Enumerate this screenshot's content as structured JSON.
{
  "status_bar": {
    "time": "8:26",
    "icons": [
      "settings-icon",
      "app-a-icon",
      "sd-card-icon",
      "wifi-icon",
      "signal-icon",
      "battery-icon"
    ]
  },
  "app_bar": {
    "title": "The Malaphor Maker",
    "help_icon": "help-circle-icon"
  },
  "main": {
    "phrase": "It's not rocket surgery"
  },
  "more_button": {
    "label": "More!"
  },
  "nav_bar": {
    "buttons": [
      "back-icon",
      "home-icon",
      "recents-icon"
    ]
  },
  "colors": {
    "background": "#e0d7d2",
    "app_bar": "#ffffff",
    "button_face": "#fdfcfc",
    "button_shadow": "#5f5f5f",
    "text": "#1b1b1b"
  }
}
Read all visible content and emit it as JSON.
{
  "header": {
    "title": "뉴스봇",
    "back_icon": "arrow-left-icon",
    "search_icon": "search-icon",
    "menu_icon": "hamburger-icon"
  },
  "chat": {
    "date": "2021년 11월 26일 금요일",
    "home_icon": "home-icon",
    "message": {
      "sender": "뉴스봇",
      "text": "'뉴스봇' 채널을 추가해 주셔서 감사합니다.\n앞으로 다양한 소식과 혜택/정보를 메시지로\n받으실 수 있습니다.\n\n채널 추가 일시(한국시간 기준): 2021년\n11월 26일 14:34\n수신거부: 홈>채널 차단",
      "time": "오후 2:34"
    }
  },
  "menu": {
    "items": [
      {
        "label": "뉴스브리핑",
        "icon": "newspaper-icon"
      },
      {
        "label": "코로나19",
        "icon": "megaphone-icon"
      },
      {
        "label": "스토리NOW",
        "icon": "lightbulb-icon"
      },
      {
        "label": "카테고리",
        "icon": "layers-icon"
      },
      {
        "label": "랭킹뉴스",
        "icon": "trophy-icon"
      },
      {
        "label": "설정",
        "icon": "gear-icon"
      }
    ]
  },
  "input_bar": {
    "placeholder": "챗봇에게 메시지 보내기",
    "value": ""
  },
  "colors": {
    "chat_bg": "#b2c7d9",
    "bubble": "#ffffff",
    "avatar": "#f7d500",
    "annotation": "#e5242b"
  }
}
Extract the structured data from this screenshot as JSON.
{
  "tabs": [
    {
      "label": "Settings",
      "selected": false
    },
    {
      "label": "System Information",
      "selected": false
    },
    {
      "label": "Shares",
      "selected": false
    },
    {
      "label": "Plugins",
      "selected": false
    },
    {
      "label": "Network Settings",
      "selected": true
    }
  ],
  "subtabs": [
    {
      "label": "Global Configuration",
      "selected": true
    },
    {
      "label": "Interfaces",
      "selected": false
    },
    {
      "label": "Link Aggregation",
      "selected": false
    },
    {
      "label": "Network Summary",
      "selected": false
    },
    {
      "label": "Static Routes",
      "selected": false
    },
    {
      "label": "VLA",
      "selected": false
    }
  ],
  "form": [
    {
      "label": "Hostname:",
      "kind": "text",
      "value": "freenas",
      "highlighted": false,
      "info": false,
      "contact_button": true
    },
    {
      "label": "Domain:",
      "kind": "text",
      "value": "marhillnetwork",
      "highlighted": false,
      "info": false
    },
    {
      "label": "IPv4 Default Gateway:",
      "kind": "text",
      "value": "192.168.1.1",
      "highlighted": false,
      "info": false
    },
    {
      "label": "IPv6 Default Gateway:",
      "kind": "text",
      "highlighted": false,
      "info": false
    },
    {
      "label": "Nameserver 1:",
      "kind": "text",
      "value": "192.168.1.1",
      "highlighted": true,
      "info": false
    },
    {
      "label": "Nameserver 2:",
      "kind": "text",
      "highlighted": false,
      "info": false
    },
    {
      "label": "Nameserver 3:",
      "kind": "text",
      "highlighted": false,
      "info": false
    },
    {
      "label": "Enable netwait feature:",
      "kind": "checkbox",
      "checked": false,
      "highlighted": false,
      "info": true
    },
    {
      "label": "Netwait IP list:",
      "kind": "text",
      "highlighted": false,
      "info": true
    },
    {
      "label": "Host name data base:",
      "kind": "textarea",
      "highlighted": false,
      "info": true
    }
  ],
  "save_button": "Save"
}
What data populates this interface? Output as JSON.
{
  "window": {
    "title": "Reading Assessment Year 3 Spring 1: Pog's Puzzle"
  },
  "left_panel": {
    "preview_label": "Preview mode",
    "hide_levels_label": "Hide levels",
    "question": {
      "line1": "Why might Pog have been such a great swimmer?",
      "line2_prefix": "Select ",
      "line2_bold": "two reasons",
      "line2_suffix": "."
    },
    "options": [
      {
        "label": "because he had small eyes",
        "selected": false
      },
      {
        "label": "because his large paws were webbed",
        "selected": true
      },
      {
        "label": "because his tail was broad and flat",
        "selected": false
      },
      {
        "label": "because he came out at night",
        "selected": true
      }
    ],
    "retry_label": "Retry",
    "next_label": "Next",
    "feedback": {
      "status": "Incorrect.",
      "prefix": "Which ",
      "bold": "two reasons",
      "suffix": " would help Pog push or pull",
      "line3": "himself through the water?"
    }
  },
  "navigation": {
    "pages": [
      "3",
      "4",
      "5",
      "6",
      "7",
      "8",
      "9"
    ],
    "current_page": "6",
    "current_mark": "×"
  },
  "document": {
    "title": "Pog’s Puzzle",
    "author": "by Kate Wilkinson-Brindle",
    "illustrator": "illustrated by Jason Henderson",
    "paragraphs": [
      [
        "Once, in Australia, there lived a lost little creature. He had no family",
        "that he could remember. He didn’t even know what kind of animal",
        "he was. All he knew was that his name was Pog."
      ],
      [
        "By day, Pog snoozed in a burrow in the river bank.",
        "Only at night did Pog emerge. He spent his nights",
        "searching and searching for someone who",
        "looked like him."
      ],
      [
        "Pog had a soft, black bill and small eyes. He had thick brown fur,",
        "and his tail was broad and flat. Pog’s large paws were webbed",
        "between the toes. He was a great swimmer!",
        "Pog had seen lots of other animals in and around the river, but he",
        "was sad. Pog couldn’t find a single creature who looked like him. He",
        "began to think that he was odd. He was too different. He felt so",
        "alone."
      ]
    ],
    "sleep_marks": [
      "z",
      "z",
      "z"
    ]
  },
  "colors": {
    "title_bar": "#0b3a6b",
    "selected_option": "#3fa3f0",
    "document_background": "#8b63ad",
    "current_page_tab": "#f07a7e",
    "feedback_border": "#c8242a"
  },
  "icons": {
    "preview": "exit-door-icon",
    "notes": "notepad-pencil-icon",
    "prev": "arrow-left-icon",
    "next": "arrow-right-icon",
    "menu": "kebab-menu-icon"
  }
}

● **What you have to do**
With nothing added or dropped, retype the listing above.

● **Written response**
Enumerate this screenshot's content as structured JSON.
{
  "status_bar": {
    "time": "8:26",
    "icons": [
      "settings-icon",
      "app-a-icon",
      "sd-card-icon",
      "wifi-icon",
      "signal-icon",
      "battery-icon"
    ]
  },
  "app_bar": {
    "title": "The Malaphor Maker",
    "help_icon": "help-circle-icon"
  },
  "main": {
    "phrase": "It's not rocket surgery"
  },
  "more_button": {
    "label": "More!"
  },
  "nav_bar": {
    "buttons": [
      "back-icon",
      "home-icon",
      "recents-icon"
    ]
  },
  "colors": {
    "background": "#e0d7d2",
    "app_bar": "#ffffff",
    "button_face": "#fdfcfc",
    "button_shadow": "#5f5f5f",
    "text": "#1b1b1b"
  }
}
Read all visible content and emit it as JSON.
{
  "header": {
    "title": "뉴스봇",
    "back_icon": "arrow-left-icon",
    "search_icon": "search-icon",
    "menu_icon": "hamburger-icon"
  },
  "chat": {
    "date": "2021년 11월 26일 금요일",
    "home_icon": "home-icon",
    "message": {
      "sender": "뉴스봇",
      "text": "'뉴스봇' 채널을 추가해 주셔서 감사합니다.\n앞으로 다양한 소식과 혜택/정보를 메시지로\n받으실 수 있습니다.\n\n채널 추가 일시(한국시간 기준): 2021년\n11월 26일 14:34\n수신거부: 홈>채널 차단",
      "time": "오후 2:34"
    }
  },
  "menu": {
    "items": [
      {
        "label": "뉴스브리핑",
        "icon": "newspaper-icon"
      },
      {
        "label": "코로나19",
        "icon": "megaphone-icon"
      },
      {
        "label": "스토리NOW",
        "icon": "lightbulb-icon"
      },
      {
        "label": "카테고리",
        "icon": "layers-icon"
      },
      {
        "label": "랭킹뉴스",
        "icon": "trophy-icon"
      },
      {
        "label": "설정",
        "icon": "gear-icon"
      }
    ]
  },
  "input_bar": {
    "placeholder": "챗봇에게 메시지 보내기",
    "value": ""
  },
  "colors": {
    "chat_bg": "#b2c7d9",
    "bubble": "#ffffff",
    "avatar": "#f7d500",
    "annotation": "#e5242b"
  }
}
Extract the structured data from this screenshot as JSON.
{
  "tabs": [
    {
      "label": "Settings",
      "selected": false
    },
    {
      "label": "System Information",
      "selected": false
    },
    {
      "label": "Shares",
      "selected": false
    },
    {
      "label": "Plugins",
      "selected": false
    },
    {
      "label": "Network Settings",
      "selected": true
    }
  ],
  "subtabs": [
    {
      "label": "Global Configuration",
      "selected": true
    },
    {
      "label": "Interfaces",
      "selected": false
    },
    {
      "label": "Link Aggregation",
      "selected": false
    },
    {
      "label": "Network Summary",
      "selected": false
    },
    {
      "label": "Static Routes",
      "selected": false
    },
    {
      "label": "VLA",
      "selected": false
    }
  ],
  "form": [
    {
      "label": "Hostname:",
      "kind": "text",
      "value": "freenas",
      "highlighted": false,
      "info": false,
      "contact_button": true
    },
    {
      "label": "Domain:",
      "kind": "text",
      "value": "marhillnetwork",
      "highlighted": false,
      "info": false
    },
    {
      "label": "IPv4 Default Gateway:",
      "kind": "text",
      "value": "192.168.1.1",
      "highlighted": false,
      "info": false
    },
    {
      "label": "IPv6 Default Gateway:",
      "kind": "text",
      "highlighted": false,
      "info": false
    },
    {
      "label": "Nameserver 1:",
      "kind": "text",
      "value": "192.168.1.1",
      "highlighted": true,
      "info": false
    },
    {
      "label": "Nameserver 2:",
      "kind": "text",
      "highlighted": false,
      "info": false
    },
    {
      "label": "Nameserver 3:",
      "kind": "text",
      "highlighted": false,
      "info": false
    },
    {
      "label": "Enable netwait feature:",
      "kind": "checkbox",
      "checked": false,
      "highlighted": false,
      "info": true
    },
    {
      "label": "Netwait IP list:",
      "kind": "text",
      "highlighted": false,
      "info": true
    },
    {
      "label": "Host name data base:",
      "kind": "textarea",
      "highlighted": false,
      "info": true
    }
  ],
  "save_button": "Save"
}
What data populates this interface? Output as JSON.
{
  "window": {
    "title": "Reading Assessment Year 3 Spring 1: Pog's Puzzle"
  },
  "left_panel": {
    "preview_label": "Preview mode",
    "hide_levels_label": "Hide levels",
    "question": {
      "line1": "Why might Pog have been such a great swimmer?",
      "line2_prefix": "Select ",
      "line2_bold": "two reasons",
      "line2_suffix": "."
    },
    "options": [
      {
        "label": "because he had small eyes",
        "selected": false
      },
      {
        "label": "because his large paws were webbed",
        "selected": true
      },
      {
        "label": "because his tail was broad and flat",
        "selected": false
      },
      {
        "label": "because he came out at night",
        "selected": true
      }
    ],
    "retry_label": "Retry",
    "next_label": "Next",
    "feedback": {
      "status": "Incorrect.",
      "prefix": "Which ",
      "bold": "two reasons",
      "suffix": " would help Pog push or pull",
      "line3": "himself through the water?"
    }
  },
  "navigation": {
    "pages": [
      "3",
      "4",
      "5",
      "6",
      "7",
      "8",
      "9"
    ],
    "current_page": "6",
    "current_mark": "×"
  },
  "document": {
    "title": "Pog’s Puzzle",
    "author": "by Kate Wilkinson-Brindle",
    "illustrator": "illustrated by Jason Henderson",
    "paragraphs": [
      [
        "Once, in Australia, there lived a lost little creature. He had no family",
        "that he could remember. He didn’t even know what kind of animal",
        "he was. All he knew was that his name was Pog."
      ],
      [
        "By day, Pog snoozed in a burrow in the river bank.",
        "Only at night did Pog emerge. He spent his nights",
        "searching and searching for someone who",
        "looked like him."
      ],
      [
        "Pog had a soft, black bill and small eyes. He had thick brown fur,",
        "and his tail was broad and flat. Pog’s large paws were webbed",
        "between the toes. He was a great swimmer!",
        "Pog had seen lots of other animals in and around the river, but he",
        "was sad. Pog couldn’t find a single creature who looked like him. He",
        "began to think that he was odd. He was too different. He felt so",
        "alone."
      ]
    ],
    "sleep_marks": [
      "z",
      "z",
      "z"
    ]
  },
  "colors": {
    "title_bar": "#0b3a6b",
    "selected_option": "#3fa3f0",
    "document_background": "#8b63ad",
    "current_page_tab": "#f07a7e",
    "feedback_border": "#c8242a"
  },
  "icons": {
    "preview": "exit-door-icon",
    "notes": "notepad-pencil-icon",
    "prev": "arrow-left-icon",
    "next": "arrow-right-icon",
    "menu": "kebab-menu-icon"
  }
}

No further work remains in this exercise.